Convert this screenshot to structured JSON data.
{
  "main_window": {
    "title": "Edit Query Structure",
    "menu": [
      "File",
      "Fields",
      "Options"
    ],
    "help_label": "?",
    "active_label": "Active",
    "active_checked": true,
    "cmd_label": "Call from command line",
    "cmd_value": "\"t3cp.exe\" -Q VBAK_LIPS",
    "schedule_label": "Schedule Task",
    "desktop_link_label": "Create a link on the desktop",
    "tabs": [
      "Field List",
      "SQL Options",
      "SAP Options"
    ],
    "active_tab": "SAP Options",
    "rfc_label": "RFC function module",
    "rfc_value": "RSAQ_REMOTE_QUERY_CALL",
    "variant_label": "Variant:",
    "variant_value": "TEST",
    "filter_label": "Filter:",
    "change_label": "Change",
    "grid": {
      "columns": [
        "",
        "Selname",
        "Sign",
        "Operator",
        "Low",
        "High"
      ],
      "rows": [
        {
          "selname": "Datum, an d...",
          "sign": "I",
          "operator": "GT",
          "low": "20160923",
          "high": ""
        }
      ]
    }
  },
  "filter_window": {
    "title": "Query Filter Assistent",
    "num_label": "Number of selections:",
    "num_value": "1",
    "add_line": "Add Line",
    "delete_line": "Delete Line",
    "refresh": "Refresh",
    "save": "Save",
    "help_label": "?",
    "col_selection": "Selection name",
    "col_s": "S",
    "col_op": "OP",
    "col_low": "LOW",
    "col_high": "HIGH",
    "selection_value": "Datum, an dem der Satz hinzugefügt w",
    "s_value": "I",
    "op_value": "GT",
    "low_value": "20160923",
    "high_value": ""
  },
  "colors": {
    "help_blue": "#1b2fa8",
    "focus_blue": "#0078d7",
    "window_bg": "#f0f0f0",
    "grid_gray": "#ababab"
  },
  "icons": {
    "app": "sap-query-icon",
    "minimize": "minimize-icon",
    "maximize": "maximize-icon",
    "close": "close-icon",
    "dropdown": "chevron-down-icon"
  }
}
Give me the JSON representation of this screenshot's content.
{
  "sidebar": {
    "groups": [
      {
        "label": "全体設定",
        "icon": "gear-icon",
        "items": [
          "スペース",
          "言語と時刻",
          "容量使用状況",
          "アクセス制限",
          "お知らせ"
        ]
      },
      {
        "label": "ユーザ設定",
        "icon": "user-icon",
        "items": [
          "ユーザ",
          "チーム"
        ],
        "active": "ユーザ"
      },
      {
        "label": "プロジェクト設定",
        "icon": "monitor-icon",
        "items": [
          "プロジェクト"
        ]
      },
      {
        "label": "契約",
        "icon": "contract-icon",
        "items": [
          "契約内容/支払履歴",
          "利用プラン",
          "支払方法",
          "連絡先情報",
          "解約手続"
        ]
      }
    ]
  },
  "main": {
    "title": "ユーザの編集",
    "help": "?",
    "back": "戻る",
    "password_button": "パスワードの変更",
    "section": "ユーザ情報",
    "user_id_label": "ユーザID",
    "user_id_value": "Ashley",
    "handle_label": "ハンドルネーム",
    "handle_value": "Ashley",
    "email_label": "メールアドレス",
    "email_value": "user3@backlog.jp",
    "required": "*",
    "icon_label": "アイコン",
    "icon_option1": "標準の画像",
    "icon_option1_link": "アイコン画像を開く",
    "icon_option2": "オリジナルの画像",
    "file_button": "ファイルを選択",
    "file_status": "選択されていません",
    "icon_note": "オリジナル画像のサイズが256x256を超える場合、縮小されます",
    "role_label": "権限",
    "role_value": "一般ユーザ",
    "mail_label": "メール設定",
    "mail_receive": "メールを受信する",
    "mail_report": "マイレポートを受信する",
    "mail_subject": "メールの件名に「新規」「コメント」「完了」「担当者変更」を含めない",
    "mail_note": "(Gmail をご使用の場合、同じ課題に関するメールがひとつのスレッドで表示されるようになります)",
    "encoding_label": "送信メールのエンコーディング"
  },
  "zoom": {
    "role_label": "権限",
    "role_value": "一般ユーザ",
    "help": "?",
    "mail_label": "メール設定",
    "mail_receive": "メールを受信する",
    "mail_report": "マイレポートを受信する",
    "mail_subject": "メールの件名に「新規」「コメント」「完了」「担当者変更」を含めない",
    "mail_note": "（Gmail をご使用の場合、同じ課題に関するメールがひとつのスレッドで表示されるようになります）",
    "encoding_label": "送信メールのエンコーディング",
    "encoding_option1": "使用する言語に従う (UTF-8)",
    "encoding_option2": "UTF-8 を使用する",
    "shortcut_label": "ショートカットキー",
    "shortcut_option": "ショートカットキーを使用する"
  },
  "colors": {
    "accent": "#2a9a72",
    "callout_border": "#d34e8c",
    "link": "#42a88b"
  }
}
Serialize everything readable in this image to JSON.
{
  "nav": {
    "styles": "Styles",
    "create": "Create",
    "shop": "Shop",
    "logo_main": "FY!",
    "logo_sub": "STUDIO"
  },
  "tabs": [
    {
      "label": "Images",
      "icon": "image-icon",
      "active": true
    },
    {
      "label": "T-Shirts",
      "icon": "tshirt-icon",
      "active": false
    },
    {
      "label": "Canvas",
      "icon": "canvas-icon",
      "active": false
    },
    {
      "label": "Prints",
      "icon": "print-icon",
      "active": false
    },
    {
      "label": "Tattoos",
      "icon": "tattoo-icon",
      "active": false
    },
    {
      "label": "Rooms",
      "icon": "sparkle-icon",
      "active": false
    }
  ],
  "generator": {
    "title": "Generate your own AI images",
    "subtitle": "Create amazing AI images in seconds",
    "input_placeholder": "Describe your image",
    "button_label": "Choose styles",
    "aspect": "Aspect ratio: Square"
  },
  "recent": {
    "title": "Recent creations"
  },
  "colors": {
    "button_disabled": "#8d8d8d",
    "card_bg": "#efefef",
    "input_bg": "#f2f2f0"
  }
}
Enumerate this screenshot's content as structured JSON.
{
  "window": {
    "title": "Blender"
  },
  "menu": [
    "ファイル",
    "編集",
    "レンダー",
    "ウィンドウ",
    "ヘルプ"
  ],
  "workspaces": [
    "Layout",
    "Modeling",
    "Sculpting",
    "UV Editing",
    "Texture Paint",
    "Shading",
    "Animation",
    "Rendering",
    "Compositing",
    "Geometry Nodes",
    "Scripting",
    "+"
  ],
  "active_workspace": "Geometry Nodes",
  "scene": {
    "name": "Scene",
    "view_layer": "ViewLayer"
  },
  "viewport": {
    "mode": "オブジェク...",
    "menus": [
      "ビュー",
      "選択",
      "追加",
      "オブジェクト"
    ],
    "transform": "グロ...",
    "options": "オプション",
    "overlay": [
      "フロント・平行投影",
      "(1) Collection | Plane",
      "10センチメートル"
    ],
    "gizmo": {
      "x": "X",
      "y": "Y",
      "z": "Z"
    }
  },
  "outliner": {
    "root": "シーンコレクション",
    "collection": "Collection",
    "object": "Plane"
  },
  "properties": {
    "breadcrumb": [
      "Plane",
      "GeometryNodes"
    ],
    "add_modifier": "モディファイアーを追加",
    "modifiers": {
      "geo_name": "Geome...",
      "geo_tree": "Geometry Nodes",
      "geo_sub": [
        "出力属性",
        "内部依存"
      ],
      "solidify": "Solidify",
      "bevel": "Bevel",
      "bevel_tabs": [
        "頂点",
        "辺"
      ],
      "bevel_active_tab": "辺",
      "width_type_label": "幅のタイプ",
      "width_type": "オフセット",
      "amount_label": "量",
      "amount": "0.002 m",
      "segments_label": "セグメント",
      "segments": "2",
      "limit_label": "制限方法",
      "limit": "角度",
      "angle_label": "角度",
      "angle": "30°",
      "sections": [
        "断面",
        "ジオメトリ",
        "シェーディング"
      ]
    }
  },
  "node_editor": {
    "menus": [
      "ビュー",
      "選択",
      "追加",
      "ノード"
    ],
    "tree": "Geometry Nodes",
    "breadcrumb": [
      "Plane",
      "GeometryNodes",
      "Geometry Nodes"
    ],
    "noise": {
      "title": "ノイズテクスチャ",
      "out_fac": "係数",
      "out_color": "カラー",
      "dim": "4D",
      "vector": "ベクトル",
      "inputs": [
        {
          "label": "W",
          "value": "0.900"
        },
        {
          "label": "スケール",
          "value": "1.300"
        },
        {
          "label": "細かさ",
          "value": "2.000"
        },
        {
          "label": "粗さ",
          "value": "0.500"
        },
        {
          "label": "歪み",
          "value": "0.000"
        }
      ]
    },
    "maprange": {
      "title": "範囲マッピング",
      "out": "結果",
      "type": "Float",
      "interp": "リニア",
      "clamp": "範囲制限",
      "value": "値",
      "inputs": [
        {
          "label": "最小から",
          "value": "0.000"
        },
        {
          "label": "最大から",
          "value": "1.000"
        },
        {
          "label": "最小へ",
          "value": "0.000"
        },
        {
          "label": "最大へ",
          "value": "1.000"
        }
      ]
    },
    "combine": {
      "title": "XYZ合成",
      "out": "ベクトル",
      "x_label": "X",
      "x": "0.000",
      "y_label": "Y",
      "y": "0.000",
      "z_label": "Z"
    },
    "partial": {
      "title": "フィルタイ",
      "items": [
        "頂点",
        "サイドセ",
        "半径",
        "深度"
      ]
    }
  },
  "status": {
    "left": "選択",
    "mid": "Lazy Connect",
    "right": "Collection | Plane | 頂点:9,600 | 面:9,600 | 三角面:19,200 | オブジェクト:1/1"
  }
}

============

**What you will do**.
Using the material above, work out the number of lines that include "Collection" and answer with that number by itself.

**Response to the exercise**.
3